Carn Brea is about as far away from an SNP heartland as you can imagine. Its leisure centre is in far south-west Cornwall on an industrial estate on the outskirts of Redruth. The nearest Scottish icon is the magnificent McSalvors DIY store.
But on a wet and windswept evening this week, Carn Brea saw a Brexit Party rally – one of the biggest political gatherings in Cornwall for years. The event was a sell-out with more than 1,000 in the hall.
I arrived 40 minutes early to find no parking space for half a mile, queues snaking round the hall and almost all the seats taken. I squeezed in near the back and had a strange sensation of being in the midst of some huge SNP alter ego event, a fervent whooping, cheering doppelganger SNP rally.
The Brexit debate may have descended into a scabrous row over border controls, trade arrangements, economic gains and losses. But this was not what pulsed through this audience. What brought it time and again to its feet were points centrally to do with independence – the right to be governed by its own representatives, to make and shape its own laws, to order its own priorities and not to be governed by unelected officials based in another country.
Familiar? As I looked across at the audience, it seemed remarkably similar in fervour, enthusiasm – and independence end goal – to anything witnessed at the SNP conference in Aberdeen this week.
Brexit Party candidates were introduced – farmers from Devon, fishermen leaders from Newlyn, low-carbon campaigners, self-employed, small business people, care sector workers, a Breton-Cornish environmentalist.
Widdecombe the warm-up act
This part of the country has always been distinctive. Not that long ago, the south-west was a Liberal Democrat heartland. Its distinctiveness is precious. It baulks at being ruled from London or Brussels. In the EU referendum, 56.5 per cent voted Leave.
Warm-up act Ann Widdecombe, now an MEP for the South West, brought the hall to its feet time and again with pleas for independence and stinging criticism of the ruling elite: “If you don’t like the term surrender act, then stop surrendering!”
But there was something even bigger in this huge hall – a sense that a genie really has come out of the political bottle. Nigel Farage declared that the debate has moved on from “merely” Brexit to the very soul of democracy itself.

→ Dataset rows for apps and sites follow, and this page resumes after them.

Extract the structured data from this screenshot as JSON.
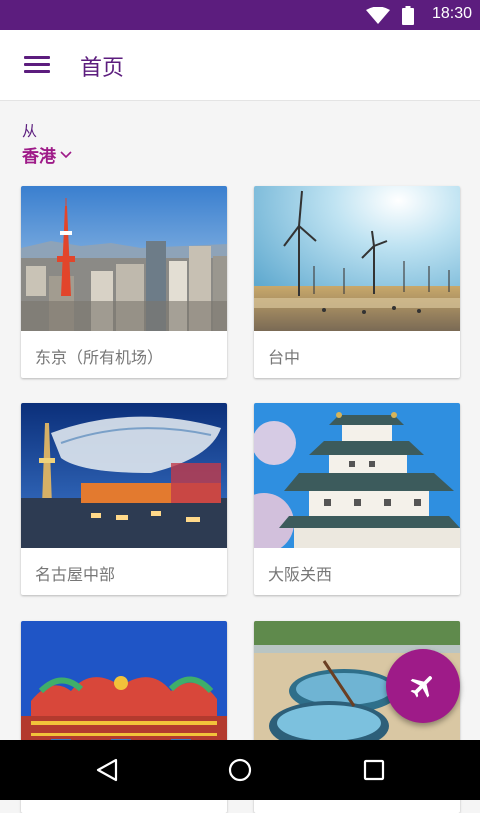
{
  "status_bar": {
    "time": "18:30"
  },
  "toolbar": {
    "title": "首页",
    "menu_icon": "hamburger-menu-icon"
  },
  "origin": {
    "label": "从",
    "value": "香港"
  },
  "destinations": [
    {
      "name": "东京（所有机场）",
      "image": "tokyo-skyline-photo"
    },
    {
      "name": "台中",
      "image": "wind-turbines-beach-photo"
    },
    {
      "name": "名古屋中部",
      "image": "nagoya-tower-photo"
    },
    {
      "name": "大阪关西",
      "image": "osaka-castle-photo"
    },
    {
      "name": "",
      "image": "temple-roof-dragons-photo"
    },
    {
      "name": "",
      "image": "basket-boats-beach-photo"
    }
  ],
  "fab": {
    "icon": "airplane-icon"
  },
  "colors": {
    "primary": "#5c1d7e",
    "accent": "#9e1b88"
  }
}
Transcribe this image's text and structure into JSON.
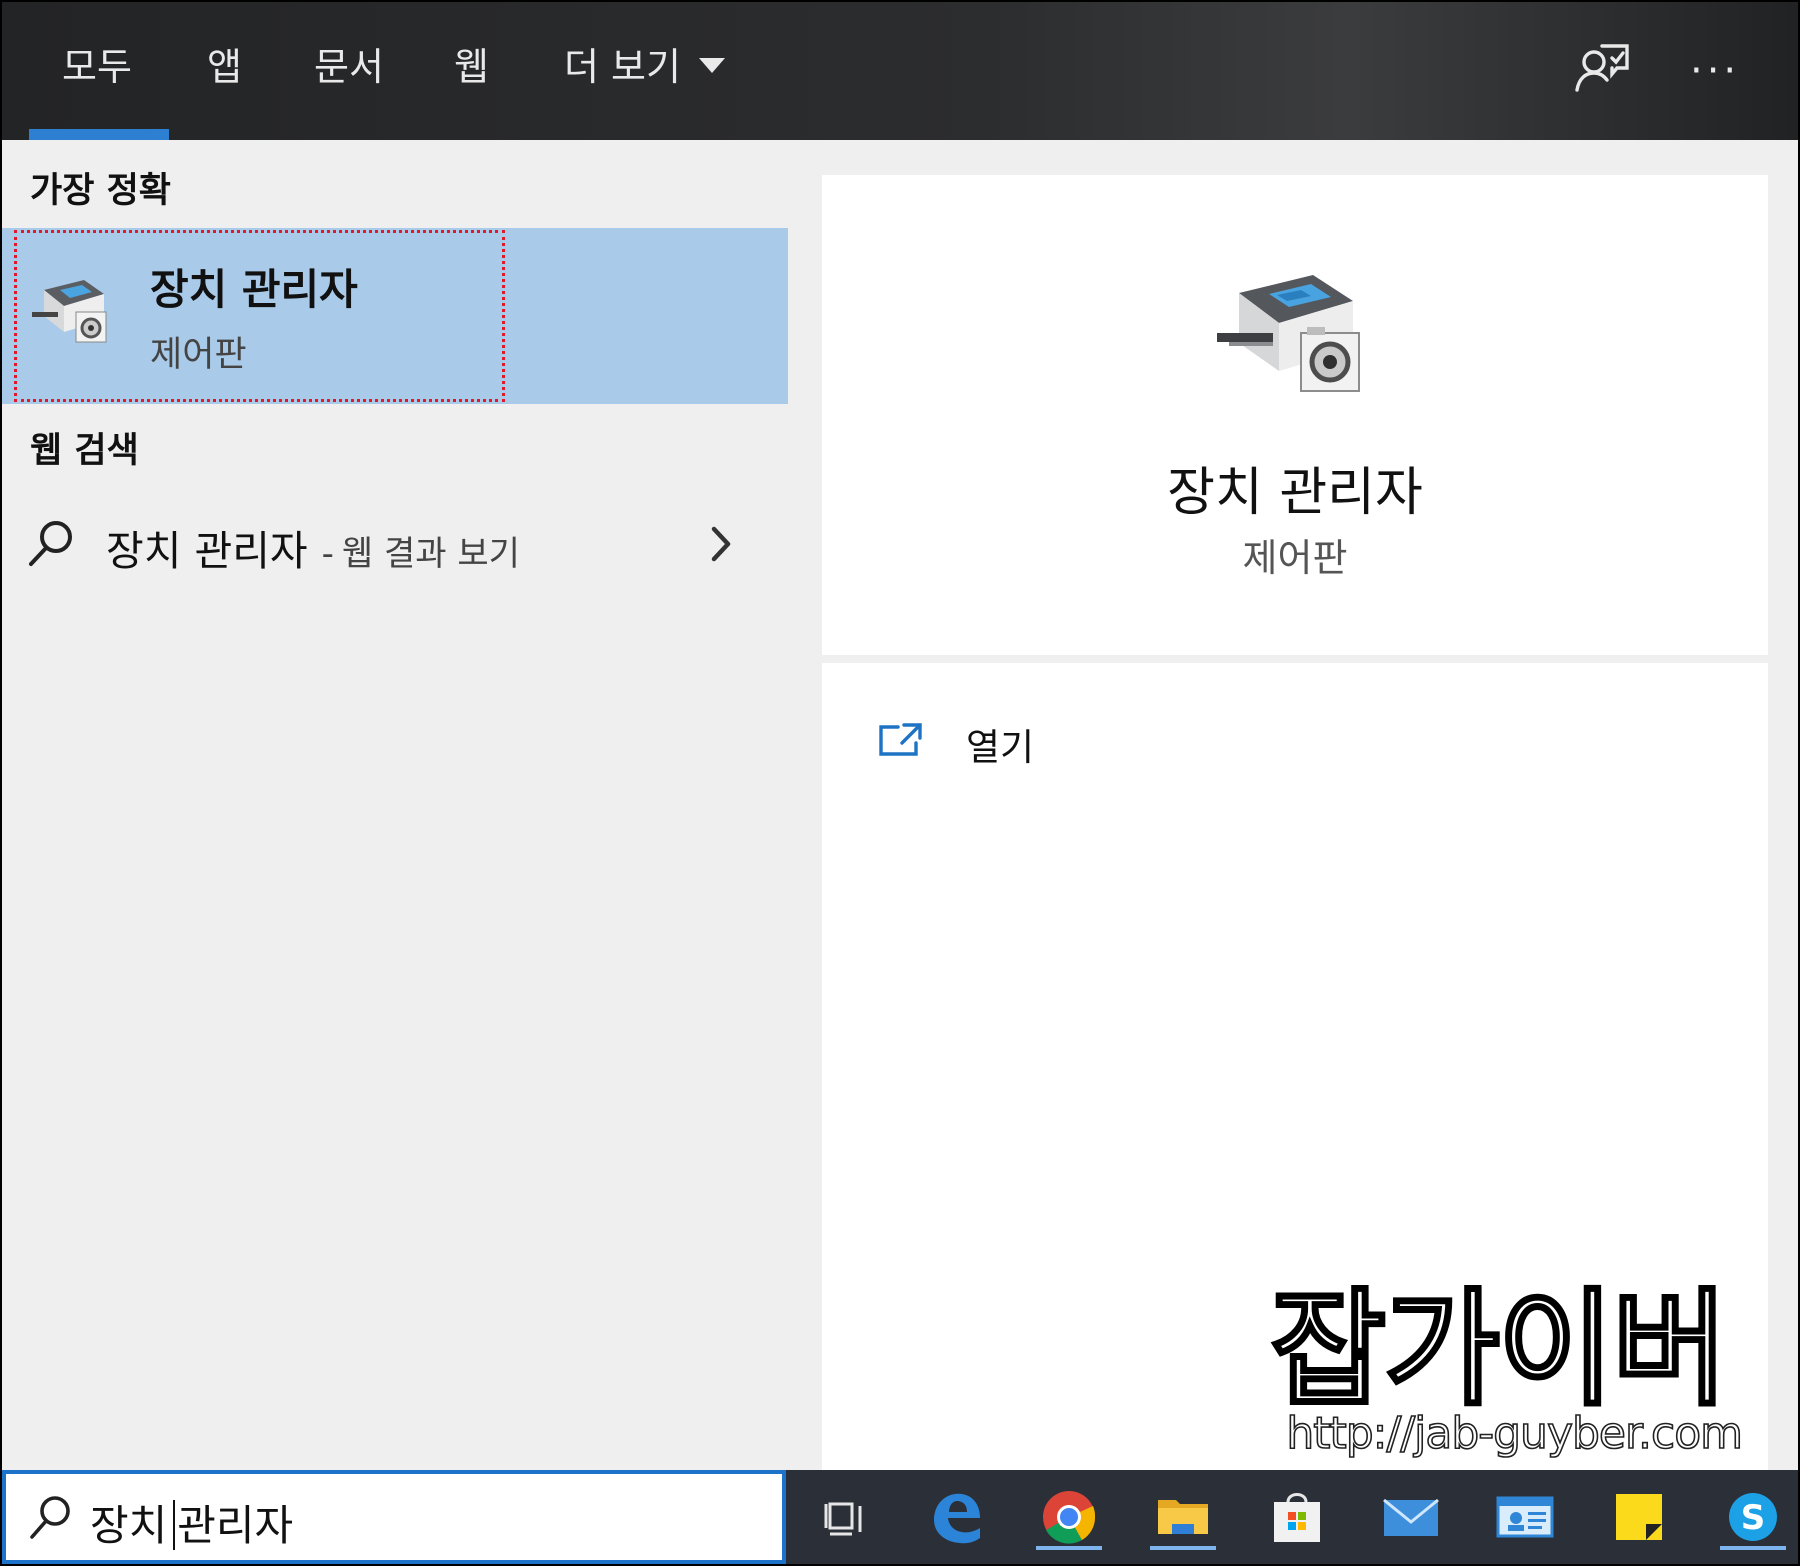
{
  "tabs": [
    {
      "label": "모두",
      "active": true
    },
    {
      "label": "앱"
    },
    {
      "label": "문서"
    },
    {
      "label": "웹"
    },
    {
      "label": "더 보기"
    }
  ],
  "toolbar": {
    "feedback_icon": "feedback-person-icon",
    "more_icon": "ellipsis-icon",
    "more_label": "···"
  },
  "best_match": {
    "heading": "가장 정확",
    "title": "장치 관리자",
    "subtitle": "제어판",
    "icon": "device-manager-icon"
  },
  "web_search": {
    "heading": "웹 검색",
    "query": "장치 관리자",
    "dash": "-",
    "hint": "웹 결과 보기",
    "icon": "search-icon"
  },
  "preview": {
    "title": "장치 관리자",
    "subtitle": "제어판",
    "actions": [
      {
        "label": "열기",
        "icon": "open-external-icon"
      }
    ]
  },
  "watermark": {
    "name": "잡가이버",
    "url": "http://jab-guyber.com"
  },
  "search_box": {
    "before_cursor": "장치",
    "after_cursor": "관리자"
  },
  "taskbar": {
    "items": [
      "task-view-icon",
      "edge-icon",
      "chrome-icon",
      "file-explorer-icon",
      "store-icon",
      "mail-icon",
      "contacts-icon",
      "sticky-notes-icon",
      "skype-icon"
    ],
    "skype_letter": "S"
  },
  "colors": {
    "accent": "#2d7fd1",
    "selection": "#a9cbe9",
    "highlight_border": "#e0192b"
  }
}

Brexit Party chairman Richard Tice set out the broader aims – a self-governing nation with democratic control over its own laws, borders and money; reform of the House of Lords and the broken two-party system; break-up of the entrenched and unaccountable powers of the civil service and the BBC; scrapping vanity projects such as HS2 and greater investment outside the south east.
It was energising and inspiring – I doubt if any SNP supporter would not have found some common cause with many of the attendees at this rally.
But I left with some misgiving and doubt. There was not a single mention of the event either on the main BBC news or its local news magazine. It never happened.
I could not help but feel that the heavily London and south-east based commentariat is making the same mistake as the US commentariat in the 2016 presidential election – the fly-over states of no consequence, nor the inhabitants of the Rust Belt and Hicksville farmsteads beyond – the naïve and unsophisticated “deplorables” the naïve and unsophisticated “deplorables” as Clinton infamously branded half of Donald Trump’s supporters. Then look what happened.
However big the Brexit rallies, they may struggle to be heard this week amid the pressure to push through a tweaked withdrawal deal, leaving the UK half in and half out.
But they will pose a major challenge to a compromised Conservative Party, a divided Labour opposition and a Lib Dem party now determinedly for Remain. It’s not just that the Brexiteeers will fight a betrayal as they see it. They may lose in this now. But they have lit a long fuse for far greater change.